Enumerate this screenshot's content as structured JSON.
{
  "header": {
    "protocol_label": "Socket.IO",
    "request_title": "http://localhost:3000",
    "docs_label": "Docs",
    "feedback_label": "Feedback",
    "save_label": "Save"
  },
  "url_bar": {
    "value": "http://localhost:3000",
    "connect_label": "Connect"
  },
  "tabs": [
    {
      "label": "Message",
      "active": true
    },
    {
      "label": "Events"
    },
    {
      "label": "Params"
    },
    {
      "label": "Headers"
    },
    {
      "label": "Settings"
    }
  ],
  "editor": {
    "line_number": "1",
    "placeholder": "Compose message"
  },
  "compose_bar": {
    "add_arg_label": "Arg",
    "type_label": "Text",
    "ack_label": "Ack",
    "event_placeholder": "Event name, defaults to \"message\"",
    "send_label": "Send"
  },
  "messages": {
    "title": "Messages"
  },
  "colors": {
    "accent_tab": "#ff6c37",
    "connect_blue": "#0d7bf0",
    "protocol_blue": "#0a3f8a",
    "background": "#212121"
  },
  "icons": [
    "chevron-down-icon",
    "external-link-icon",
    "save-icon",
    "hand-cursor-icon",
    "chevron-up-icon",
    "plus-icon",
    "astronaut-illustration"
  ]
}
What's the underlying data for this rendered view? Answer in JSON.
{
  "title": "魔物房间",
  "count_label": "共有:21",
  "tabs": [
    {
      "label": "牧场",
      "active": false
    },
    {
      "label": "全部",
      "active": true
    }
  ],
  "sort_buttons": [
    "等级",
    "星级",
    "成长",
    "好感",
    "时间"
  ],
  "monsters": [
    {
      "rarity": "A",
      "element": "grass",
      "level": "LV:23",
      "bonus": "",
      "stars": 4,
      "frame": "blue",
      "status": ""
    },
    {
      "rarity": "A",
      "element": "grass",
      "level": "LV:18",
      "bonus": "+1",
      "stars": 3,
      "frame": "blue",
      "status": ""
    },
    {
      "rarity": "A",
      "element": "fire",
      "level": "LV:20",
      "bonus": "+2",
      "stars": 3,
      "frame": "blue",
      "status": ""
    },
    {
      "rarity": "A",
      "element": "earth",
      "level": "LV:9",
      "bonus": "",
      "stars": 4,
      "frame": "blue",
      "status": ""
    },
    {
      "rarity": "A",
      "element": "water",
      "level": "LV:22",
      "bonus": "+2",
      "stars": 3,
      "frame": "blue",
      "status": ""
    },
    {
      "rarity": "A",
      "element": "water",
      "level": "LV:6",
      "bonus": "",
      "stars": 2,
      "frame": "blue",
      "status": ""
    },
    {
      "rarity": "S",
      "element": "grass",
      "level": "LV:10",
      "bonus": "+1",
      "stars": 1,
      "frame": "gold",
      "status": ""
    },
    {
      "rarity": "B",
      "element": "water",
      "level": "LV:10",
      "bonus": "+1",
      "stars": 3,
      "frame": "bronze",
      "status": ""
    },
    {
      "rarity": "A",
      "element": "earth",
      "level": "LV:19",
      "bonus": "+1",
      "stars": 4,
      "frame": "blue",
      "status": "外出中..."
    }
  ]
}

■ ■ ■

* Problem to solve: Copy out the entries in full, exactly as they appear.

* Task response:
Enumerate this screenshot's content as structured JSON.
{
  "header": {
    "protocol_label": "Socket.IO",
    "request_title": "http://localhost:3000",
    "docs_label": "Docs",
    "feedback_label": "Feedback",
    "save_label": "Save"
  },
  "url_bar": {
    "value": "http://localhost:3000",
    "connect_label": "Connect"
  },
  "tabs": [
    {
      "label": "Message",
      "active": true
    },
    {
      "label": "Events"
    },
    {
      "label": "Params"
    },
    {
      "label": "Headers"
    },
    {
      "label": "Settings"
    }
  ],
  "editor": {
    "line_number": "1",
    "placeholder": "Compose message"
  },
  "compose_bar": {
    "add_arg_label": "Arg",
    "type_label": "Text",
    "ack_label": "Ack",
    "event_placeholder": "Event name, defaults to \"message\"",
    "send_label": "Send"
  },
  "messages": {
    "title": "Messages"
  },
  "colors": {
    "accent_tab": "#ff6c37",
    "connect_blue": "#0d7bf0",
    "protocol_blue": "#0a3f8a",
    "background": "#212121"
  },
  "icons": [
    "chevron-down-icon",
    "external-link-icon",
    "save-icon",
    "hand-cursor-icon",
    "chevron-up-icon",
    "plus-icon",
    "astronaut-illustration"
  ]
}
What's the underlying data for this rendered view? Answer in JSON.
{
  "title": "魔物房间",
  "count_label": "共有:21",
  "tabs": [
    {
      "label": "牧场",
      "active": false
    },
    {
      "label": "全部",
      "active": true
    }
  ],
  "sort_buttons": [
    "等级",
    "星级",
    "成长",
    "好感",
    "时间"
  ],
  "monsters": [
    {
      "rarity": "A",
      "element": "grass",
      "level": "LV:23",
      "bonus": "",
      "stars": 4,
      "frame": "blue",
      "status": ""
    },
    {
      "rarity": "A",
      "element": "grass",
      "level": "LV:18",
      "bonus": "+1",
      "stars": 3,
      "frame": "blue",
      "status": ""
    },
    {
      "rarity": "A",
      "element": "fire",
      "level": "LV:20",
      "bonus": "+2",
      "stars": 3,
      "frame": "blue",
      "status": ""
    },
    {
      "rarity": "A",
      "element": "earth",
      "level": "LV:9",
      "bonus": "",
      "stars": 4,
      "frame": "blue",
      "status": ""
    },
    {
      "rarity": "A",
      "element": "water",
      "level": "LV:22",
      "bonus": "+2",
      "stars": 3,
      "frame": "blue",
      "status": ""
    },
    {
      "rarity": "A",
      "element": "water",
      "level": "LV:6",
      "bonus": "",
      "stars": 2,
      "frame": "blue",
      "status": ""
    },
    {
      "rarity": "S",
      "element": "grass",
      "level": "LV:10",
      "bonus": "+1",
      "stars": 1,
      "frame": "gold",
      "status": ""
    },
    {
      "rarity": "B",
      "element": "water",
      "level": "LV:10",
      "bonus": "+1",
      "stars": 3,
      "frame": "bronze",
      "status": ""
    },
    {
      "rarity": "A",
      "element": "earth",
      "level": "LV:19",
      "bonus": "+1",
      "stars": 4,
      "frame": "blue",
      "status": "外出中..."
    }
  ]
}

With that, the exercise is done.